Stored entries
········

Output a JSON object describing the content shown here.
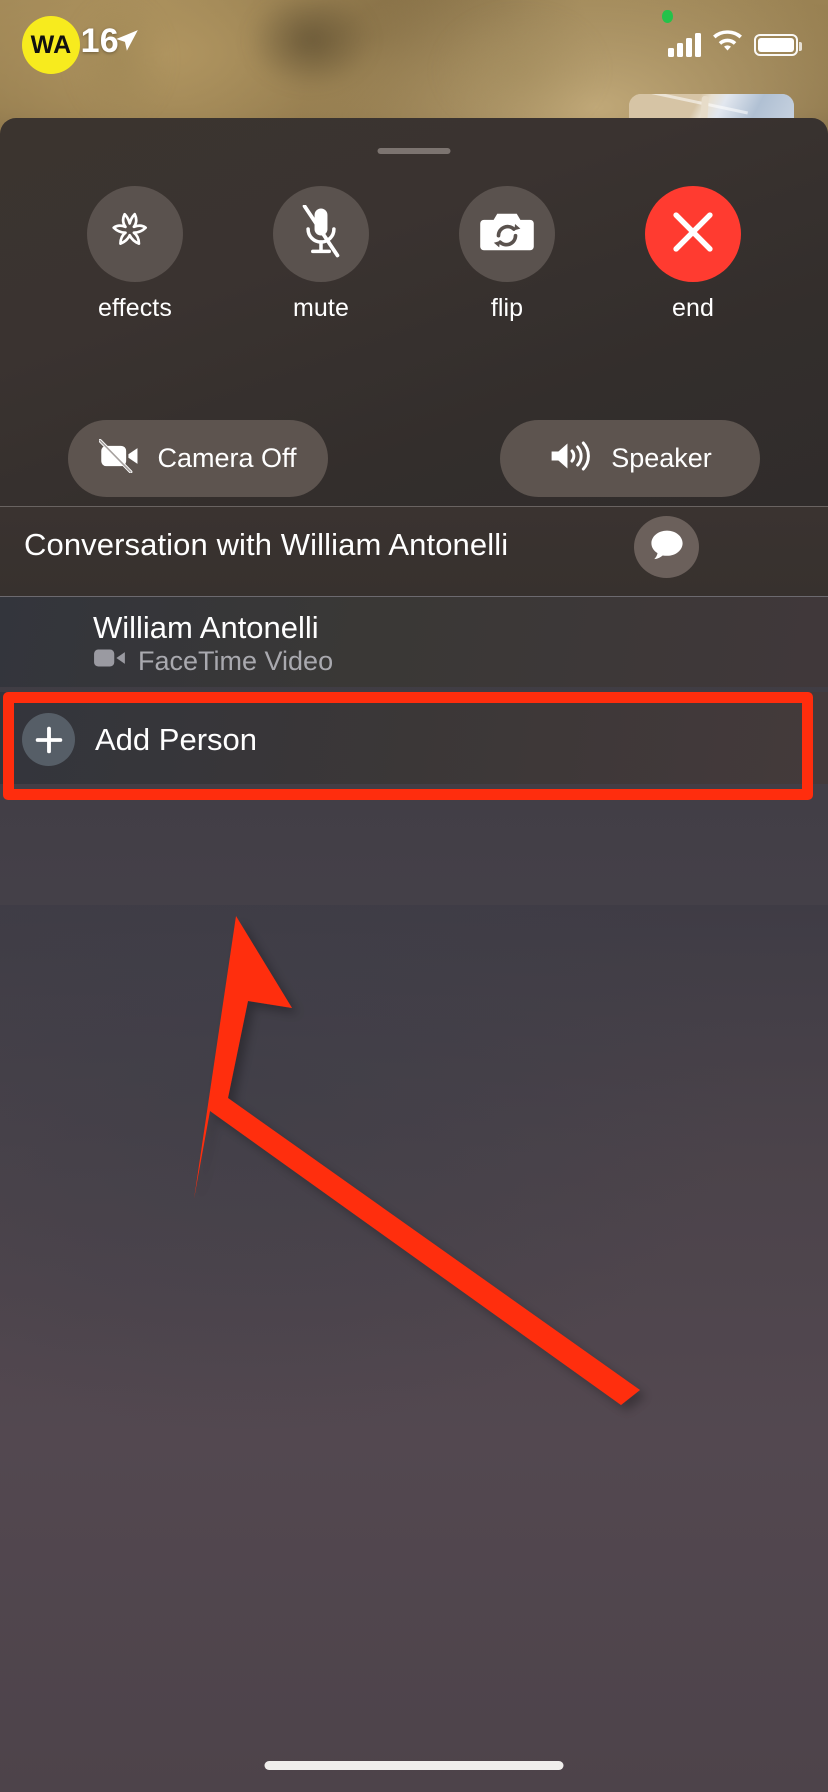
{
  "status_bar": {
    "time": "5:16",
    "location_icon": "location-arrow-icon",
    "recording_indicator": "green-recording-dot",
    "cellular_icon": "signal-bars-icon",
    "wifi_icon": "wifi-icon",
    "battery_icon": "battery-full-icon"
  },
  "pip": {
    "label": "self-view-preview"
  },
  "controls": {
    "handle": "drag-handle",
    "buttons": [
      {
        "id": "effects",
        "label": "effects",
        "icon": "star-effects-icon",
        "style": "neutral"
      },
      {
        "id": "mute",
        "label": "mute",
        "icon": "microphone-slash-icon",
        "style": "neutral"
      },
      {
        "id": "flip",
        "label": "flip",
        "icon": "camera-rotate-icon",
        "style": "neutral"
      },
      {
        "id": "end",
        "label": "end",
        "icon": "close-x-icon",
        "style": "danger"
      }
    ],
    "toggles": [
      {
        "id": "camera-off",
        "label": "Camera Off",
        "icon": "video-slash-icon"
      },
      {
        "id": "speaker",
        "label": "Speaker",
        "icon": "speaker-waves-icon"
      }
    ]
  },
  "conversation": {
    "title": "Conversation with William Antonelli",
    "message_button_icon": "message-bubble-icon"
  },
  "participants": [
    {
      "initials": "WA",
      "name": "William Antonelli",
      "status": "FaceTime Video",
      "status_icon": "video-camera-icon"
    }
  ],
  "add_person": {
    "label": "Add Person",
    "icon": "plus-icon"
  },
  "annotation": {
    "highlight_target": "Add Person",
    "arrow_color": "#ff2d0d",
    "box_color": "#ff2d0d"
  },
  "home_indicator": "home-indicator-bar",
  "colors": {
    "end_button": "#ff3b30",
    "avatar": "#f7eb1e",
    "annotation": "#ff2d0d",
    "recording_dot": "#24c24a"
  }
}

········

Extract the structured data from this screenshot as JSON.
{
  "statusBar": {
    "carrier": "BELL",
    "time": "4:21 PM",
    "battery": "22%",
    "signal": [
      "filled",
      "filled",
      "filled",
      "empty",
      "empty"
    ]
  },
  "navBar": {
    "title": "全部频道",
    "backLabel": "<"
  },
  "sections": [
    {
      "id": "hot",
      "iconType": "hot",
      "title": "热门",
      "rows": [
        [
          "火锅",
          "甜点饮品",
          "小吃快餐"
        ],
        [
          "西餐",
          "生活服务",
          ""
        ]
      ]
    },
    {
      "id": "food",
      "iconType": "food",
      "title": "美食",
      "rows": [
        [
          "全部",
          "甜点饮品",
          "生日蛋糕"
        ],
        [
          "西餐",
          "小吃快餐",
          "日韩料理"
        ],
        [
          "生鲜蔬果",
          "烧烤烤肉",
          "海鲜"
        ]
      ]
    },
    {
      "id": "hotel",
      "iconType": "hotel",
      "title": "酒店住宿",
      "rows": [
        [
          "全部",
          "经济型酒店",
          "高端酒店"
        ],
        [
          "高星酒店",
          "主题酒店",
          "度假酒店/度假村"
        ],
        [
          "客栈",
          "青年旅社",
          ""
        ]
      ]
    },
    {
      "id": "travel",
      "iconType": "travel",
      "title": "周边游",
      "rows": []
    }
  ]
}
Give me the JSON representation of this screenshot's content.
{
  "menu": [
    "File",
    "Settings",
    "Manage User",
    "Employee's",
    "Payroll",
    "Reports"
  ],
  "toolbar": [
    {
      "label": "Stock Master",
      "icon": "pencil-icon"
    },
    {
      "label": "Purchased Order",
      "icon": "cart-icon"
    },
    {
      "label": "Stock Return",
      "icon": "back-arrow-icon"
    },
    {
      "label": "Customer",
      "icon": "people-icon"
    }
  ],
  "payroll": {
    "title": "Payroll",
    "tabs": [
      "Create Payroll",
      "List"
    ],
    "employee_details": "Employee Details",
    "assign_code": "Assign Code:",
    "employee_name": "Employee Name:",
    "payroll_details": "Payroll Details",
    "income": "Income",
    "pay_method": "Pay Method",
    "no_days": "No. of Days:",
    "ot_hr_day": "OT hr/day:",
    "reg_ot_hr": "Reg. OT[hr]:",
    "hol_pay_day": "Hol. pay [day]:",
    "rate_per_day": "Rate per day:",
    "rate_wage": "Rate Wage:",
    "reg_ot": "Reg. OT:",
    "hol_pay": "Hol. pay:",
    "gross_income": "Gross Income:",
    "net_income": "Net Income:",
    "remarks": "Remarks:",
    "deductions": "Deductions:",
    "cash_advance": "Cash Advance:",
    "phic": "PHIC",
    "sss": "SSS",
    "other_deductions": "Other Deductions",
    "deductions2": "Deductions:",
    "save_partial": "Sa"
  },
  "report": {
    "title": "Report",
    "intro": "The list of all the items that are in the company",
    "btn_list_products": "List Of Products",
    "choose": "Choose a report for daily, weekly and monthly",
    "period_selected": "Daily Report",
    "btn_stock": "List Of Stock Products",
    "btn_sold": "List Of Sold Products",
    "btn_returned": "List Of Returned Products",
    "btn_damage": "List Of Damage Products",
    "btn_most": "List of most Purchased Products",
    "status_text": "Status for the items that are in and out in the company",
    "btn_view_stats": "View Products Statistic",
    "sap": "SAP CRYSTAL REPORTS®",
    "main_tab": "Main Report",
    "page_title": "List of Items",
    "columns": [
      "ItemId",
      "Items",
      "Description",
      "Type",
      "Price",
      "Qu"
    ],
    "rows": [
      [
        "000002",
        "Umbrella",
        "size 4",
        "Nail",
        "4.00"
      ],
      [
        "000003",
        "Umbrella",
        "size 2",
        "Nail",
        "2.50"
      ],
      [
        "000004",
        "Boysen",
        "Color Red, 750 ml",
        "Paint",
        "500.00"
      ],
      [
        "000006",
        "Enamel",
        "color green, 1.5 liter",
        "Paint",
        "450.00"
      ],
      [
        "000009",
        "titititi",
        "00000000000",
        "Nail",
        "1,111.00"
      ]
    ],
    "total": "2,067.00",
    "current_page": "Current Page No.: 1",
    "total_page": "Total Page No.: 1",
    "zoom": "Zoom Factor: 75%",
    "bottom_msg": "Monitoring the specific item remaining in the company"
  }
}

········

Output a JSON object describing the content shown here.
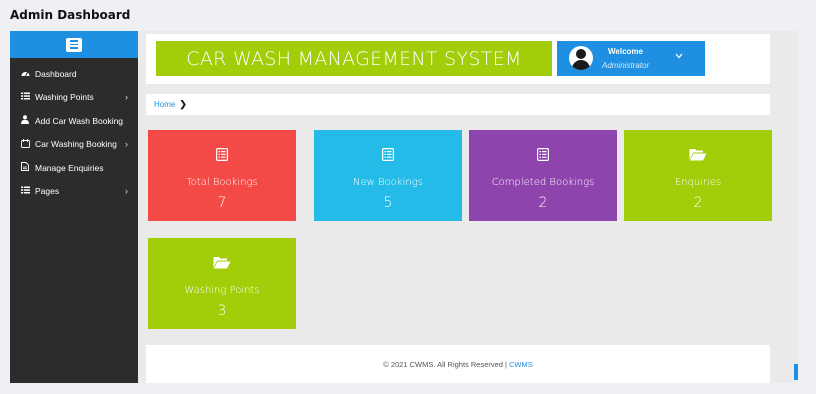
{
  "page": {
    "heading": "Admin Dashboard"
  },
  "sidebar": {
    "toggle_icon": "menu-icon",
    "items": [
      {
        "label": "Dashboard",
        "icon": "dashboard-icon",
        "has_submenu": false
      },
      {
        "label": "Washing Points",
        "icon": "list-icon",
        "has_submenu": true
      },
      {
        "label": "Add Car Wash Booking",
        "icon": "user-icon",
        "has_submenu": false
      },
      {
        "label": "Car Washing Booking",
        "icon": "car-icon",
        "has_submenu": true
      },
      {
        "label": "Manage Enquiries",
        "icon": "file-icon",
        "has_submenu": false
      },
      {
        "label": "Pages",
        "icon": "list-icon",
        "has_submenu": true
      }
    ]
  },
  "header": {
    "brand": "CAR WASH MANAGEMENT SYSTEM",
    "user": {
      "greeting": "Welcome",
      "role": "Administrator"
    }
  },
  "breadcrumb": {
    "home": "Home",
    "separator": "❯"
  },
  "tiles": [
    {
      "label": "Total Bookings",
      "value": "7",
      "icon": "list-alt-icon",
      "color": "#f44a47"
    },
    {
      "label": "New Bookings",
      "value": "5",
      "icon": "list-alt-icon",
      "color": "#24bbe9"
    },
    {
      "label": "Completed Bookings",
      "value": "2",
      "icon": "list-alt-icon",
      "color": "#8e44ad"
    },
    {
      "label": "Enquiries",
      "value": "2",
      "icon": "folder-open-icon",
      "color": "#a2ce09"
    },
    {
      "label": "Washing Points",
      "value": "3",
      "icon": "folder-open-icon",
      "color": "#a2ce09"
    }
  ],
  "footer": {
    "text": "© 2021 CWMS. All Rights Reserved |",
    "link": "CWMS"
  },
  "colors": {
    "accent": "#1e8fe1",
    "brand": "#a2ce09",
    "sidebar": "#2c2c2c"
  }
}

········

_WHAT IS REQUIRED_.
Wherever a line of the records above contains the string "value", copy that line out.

_SOLUTION TO THIS TASK_.
      "value": "7",
      "value": "5",
      "value": "2",
      "value": "2",
      "value": "3",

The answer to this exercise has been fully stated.